__DIRECTIONS__.
Sort through the data and copy the lines holding the word "label".

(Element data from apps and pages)
________________________________________

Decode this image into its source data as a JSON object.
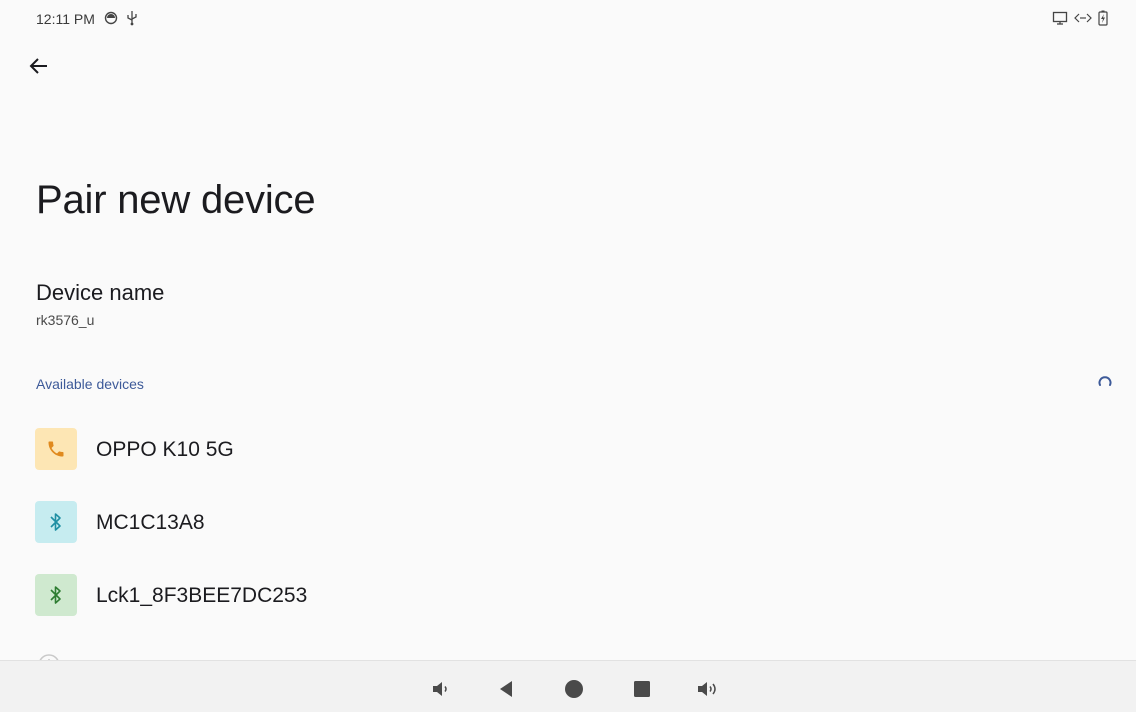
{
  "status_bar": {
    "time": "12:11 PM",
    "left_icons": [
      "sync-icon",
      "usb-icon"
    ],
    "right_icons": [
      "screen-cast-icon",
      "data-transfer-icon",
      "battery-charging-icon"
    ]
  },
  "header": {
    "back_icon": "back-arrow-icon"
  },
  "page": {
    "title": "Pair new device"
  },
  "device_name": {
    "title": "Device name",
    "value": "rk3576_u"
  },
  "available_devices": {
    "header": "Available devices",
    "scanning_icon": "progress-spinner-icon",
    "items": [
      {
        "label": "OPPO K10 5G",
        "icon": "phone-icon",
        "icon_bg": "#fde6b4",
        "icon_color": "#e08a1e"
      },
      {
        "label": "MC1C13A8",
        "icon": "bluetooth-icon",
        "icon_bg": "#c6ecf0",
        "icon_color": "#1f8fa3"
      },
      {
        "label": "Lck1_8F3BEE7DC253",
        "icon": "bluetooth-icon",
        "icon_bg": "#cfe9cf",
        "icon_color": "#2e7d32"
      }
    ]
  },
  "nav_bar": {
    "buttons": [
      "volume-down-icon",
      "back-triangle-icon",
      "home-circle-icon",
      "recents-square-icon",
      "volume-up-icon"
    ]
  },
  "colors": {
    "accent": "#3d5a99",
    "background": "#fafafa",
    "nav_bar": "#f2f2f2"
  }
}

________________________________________

__RESPONSE__.
        "label": "OPPO K10 5G",
        "label": "MC1C13A8",
        "label": "Lck1_8F3BEE7DC253",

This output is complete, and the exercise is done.